Both of Darlene Cypser’s Sherlockian prequels to date fulfill these criteria. Her pastiches are not imitation but exploration, and she shows the confidence and command of the canon which enable her to inquire more deeply into Holmes’s formative psychology. Her latest novel has the hallmarks of a true bildungsroman—a coming-of-age novel—about a sensitive protagonist, often a youngest son, who suffers loss and undergoes a series of difficult trials that lead to mastery of self and ultimately to maturity. It can encompass education or other training disciplines, artistic development, and apprenticeships (Goethe’s Wilhelm Meister’s Apprenticeship being the classic example). At the end, the hero understands himself better, knows how he might move beyond self to contribute to the world, and is both ready and equipped to do it.
Through psychological insight, swift movement of the plot via effective dialogue, and consistent characterization, Cypser has fashioned a bildungsroman for young Sherlock with great skill. As goddessinsepia writes, with her usual grace and clear perception,
“By the end of Cypser’s second novel, the reader stands in full knowledge and awareness of the man before them, and you wonder how you missed it, so understated was his development. Where previously there was only the merest hint of the man that would become the Great Detective, Sherlock Holmes now stands tall, assembled, if not yet fully-formed.” [See the rest of her insightful review at her blog Better Holmes and Gardens]
My interest and absorption in this story never flagged, a tribute to Cypser’s high level of craft. I also enjoyed her humor, for example, when a fellow student observed Sherlock’s easy victory over an opponent who had challenged him to a match with unfamiliar fencing sticks, the bemused spectator remarked, “I don’t think the weapon matters. Holmes could probably thrash any of us with a teaspoon.” This first installment of The Consulting Detective Trilogy works as mystery fiction, but more than that, it emerges as a fully rounded novel of Sherlock Holmes.
*Note: FTC disclosure. I received a complimentary review copy of this novel.
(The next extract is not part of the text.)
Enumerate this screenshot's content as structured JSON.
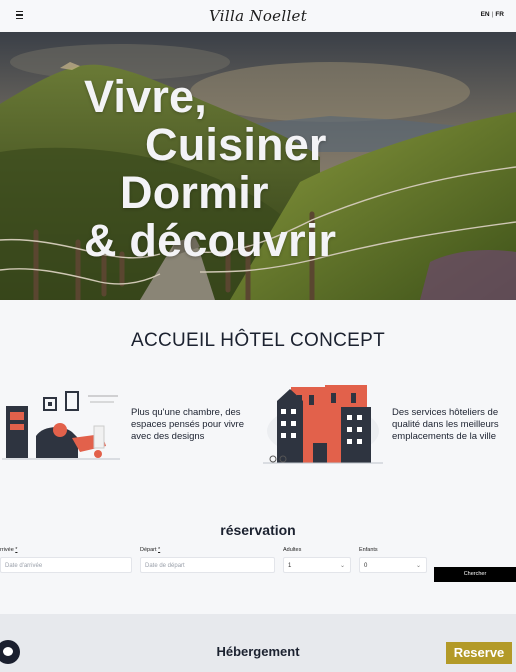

The opinions I’ve expressed are, of course, my own.
- In my next post, I will review Andrew Motion’s own sequel, Silver: Return to Treasure Island.
- The Consulting Detective Trilogy—Excerpts
- BOOK REVIEW: “The Consulting Detective Trilogy Part I: University [goddessinsepia’s review]